The Tao WellShell is probably unlike any iOS-connected fitness device you’ve ever encountered. It doesn’t simply track steps, or heart rate, or weight, or any of the other standard metrics tracked in dozens of other connected fitness devices. Instead, this little guy actually acts as the fitness device itself, rather than simply a tracker (though it does indeed also track heart rate, steps and sleep patterns).
All items tagged with "fitness tracker"
LAS VEGAS, CES 2014 – LG clearly got the memo that 2014 is set to be the year of wearable electronics — since the South Korean manufacturer has taken advantage of CES 2014 to unveil its new Life Band Touch fitness wristband.
The device — which lets users track physical activity including steps taken, distance covered, and calories output — can be synced with both Android and iOS devices, using Bluetooth 4.0.
I gave up on buying FitBits after my second $100 device dropped from my pocket and ended up who knows where. So I was interested in yesterday’s update to the iOS app which lets you track your steps using just the app and the iPhone 5S’s M7 MoCoPro.
But apparently this tracking doesn’t offer the full FitBit kit and caboodle, eliminating the useful functionality of recording individual activities. Thankfully, another app just added these features. It’s called StepTracker, and it’s free.
The Fitbit Flex has officially gone on sale for $100 online and in U.S. retail stores. We saw the “OG fitness-tracking dongle” at CES earlier this year, where it was clear that Fitbit was trying to steal the mojo from competitors like Nike’s Fuelband and the Jawbone Up. Now the Flex is out in the wild, and users can be the judge.

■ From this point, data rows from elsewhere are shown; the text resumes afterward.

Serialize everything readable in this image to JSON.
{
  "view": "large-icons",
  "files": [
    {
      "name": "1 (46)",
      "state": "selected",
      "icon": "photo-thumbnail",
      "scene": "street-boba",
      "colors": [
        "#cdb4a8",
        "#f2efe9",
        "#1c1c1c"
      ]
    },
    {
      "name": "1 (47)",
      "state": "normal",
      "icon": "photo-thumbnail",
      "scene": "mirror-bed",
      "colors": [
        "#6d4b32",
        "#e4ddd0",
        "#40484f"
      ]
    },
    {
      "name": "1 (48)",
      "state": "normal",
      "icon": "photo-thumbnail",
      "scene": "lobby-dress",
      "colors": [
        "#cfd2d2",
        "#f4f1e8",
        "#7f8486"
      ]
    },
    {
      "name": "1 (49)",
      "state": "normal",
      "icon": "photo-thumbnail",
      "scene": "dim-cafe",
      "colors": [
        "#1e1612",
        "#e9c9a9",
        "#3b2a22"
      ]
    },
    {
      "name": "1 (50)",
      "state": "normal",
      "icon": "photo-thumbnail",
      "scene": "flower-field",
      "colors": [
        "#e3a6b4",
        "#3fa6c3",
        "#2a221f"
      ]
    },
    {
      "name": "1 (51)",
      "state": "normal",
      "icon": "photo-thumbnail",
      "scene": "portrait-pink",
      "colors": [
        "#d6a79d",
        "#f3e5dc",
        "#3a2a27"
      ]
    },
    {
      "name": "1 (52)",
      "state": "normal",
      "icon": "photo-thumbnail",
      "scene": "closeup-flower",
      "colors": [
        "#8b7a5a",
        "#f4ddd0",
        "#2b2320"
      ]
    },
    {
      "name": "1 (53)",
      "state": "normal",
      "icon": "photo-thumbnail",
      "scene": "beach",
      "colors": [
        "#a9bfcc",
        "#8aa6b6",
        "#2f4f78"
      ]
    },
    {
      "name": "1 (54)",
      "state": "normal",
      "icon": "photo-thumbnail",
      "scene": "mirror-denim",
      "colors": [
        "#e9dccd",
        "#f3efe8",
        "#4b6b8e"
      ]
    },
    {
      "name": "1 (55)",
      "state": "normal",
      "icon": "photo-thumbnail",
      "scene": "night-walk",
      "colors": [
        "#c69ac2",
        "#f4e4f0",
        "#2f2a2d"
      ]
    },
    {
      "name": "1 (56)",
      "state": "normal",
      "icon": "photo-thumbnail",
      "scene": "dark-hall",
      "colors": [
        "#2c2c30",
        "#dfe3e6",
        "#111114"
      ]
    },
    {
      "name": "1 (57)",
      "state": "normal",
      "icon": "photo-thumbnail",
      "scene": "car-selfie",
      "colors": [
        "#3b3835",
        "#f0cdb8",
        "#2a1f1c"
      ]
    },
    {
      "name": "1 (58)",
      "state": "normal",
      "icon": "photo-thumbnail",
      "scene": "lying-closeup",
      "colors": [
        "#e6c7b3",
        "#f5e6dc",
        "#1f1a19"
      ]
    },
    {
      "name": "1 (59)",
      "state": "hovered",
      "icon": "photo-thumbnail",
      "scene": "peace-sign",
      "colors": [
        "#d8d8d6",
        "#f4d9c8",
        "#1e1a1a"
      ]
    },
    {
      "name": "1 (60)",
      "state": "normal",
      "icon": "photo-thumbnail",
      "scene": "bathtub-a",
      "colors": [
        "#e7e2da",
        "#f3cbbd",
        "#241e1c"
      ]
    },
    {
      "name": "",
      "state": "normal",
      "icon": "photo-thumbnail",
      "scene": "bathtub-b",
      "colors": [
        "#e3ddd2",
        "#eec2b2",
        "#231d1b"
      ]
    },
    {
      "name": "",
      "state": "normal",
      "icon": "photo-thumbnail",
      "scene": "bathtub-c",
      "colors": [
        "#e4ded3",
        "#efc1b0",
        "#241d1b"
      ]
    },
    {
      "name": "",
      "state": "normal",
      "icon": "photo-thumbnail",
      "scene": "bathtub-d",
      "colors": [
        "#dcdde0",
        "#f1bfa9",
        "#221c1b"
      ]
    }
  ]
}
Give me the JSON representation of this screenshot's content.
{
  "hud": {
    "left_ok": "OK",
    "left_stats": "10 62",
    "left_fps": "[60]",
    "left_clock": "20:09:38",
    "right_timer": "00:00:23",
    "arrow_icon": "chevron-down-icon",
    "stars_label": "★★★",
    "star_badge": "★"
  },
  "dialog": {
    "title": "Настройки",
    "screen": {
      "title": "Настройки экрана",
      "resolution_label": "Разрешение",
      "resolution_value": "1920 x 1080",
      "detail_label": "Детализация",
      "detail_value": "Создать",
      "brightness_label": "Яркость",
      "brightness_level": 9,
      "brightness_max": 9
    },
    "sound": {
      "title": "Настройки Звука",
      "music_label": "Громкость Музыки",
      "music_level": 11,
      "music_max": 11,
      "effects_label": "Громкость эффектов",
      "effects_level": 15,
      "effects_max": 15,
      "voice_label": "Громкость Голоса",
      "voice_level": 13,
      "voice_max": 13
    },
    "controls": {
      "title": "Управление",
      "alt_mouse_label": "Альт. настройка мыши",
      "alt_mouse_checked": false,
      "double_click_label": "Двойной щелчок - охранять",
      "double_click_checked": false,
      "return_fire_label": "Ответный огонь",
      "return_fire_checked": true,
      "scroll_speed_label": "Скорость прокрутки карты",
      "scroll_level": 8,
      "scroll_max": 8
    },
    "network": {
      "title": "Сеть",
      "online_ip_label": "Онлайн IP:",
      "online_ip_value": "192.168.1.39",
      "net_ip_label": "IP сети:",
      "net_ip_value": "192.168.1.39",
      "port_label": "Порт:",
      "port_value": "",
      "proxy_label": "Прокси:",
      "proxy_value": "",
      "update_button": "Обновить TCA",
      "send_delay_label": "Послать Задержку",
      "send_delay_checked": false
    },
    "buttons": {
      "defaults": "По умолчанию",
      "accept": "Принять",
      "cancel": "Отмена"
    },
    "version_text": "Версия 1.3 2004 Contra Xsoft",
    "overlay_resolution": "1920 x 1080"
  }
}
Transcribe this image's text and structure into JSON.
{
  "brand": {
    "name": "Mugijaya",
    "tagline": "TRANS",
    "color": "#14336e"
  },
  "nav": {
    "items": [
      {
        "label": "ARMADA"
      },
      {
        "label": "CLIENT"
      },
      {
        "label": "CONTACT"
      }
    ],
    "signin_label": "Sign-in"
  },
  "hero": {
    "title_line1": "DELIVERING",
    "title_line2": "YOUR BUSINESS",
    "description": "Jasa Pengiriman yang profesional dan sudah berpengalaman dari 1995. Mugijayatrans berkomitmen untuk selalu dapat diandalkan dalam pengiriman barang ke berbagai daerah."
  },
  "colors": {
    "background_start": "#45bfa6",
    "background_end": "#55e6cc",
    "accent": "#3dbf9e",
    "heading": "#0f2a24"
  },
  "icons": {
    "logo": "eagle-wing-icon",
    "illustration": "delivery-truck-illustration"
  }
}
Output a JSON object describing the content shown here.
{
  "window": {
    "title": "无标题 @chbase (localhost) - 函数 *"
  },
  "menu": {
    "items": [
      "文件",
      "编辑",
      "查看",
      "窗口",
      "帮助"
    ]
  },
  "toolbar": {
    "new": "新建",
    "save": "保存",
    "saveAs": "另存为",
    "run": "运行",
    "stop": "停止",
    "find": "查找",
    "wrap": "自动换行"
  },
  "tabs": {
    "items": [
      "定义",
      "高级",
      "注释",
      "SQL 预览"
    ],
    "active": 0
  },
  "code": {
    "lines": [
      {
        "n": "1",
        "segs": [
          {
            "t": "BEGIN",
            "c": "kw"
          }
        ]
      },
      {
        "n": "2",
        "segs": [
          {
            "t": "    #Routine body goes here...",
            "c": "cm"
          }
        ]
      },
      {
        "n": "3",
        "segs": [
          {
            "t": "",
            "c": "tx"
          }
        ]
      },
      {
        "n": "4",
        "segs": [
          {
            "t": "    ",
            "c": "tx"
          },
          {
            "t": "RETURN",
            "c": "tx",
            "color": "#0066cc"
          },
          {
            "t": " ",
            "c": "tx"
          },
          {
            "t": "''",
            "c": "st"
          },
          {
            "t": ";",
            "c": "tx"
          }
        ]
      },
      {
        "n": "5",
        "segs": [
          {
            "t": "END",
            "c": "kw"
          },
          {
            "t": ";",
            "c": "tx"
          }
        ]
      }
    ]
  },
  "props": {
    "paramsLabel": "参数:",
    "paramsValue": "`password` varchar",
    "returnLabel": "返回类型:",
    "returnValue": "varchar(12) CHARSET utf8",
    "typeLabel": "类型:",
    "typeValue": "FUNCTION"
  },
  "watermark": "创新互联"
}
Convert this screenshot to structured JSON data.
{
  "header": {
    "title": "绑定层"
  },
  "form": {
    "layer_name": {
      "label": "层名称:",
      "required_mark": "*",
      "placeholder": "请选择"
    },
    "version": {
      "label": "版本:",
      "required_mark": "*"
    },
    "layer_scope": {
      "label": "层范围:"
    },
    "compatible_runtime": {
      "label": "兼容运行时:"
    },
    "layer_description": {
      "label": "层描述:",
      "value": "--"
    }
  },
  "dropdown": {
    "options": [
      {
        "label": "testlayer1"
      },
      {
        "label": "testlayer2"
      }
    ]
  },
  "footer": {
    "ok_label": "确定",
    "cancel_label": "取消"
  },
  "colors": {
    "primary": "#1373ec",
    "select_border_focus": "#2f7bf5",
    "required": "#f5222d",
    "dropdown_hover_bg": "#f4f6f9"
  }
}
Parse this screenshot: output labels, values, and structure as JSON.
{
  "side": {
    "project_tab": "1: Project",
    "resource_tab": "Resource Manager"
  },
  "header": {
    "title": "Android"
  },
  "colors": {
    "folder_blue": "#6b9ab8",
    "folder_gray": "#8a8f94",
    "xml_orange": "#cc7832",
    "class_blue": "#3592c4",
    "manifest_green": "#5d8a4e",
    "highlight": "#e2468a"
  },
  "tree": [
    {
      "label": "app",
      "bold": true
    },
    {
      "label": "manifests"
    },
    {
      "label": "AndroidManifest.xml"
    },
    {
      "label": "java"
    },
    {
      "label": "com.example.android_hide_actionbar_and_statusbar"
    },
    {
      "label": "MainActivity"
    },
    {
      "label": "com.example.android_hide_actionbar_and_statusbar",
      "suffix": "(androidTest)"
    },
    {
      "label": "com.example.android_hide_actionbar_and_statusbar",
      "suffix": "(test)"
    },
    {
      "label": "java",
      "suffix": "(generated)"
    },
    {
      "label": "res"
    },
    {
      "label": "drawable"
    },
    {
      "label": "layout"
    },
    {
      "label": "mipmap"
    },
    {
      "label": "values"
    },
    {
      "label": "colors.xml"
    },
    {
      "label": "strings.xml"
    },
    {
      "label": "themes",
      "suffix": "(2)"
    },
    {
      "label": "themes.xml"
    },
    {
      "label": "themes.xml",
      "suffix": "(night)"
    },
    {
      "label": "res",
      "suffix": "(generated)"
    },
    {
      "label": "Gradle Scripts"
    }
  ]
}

Bluetooth 4.0 is used to connect the silicon wristband to an Android device or iPhone. It does everything the typical fitness tracker accomplishes: counts calories and steps, monitors sleeping, and lets you share stats with friends to keep you motivated. The actual exercise is still on you, though.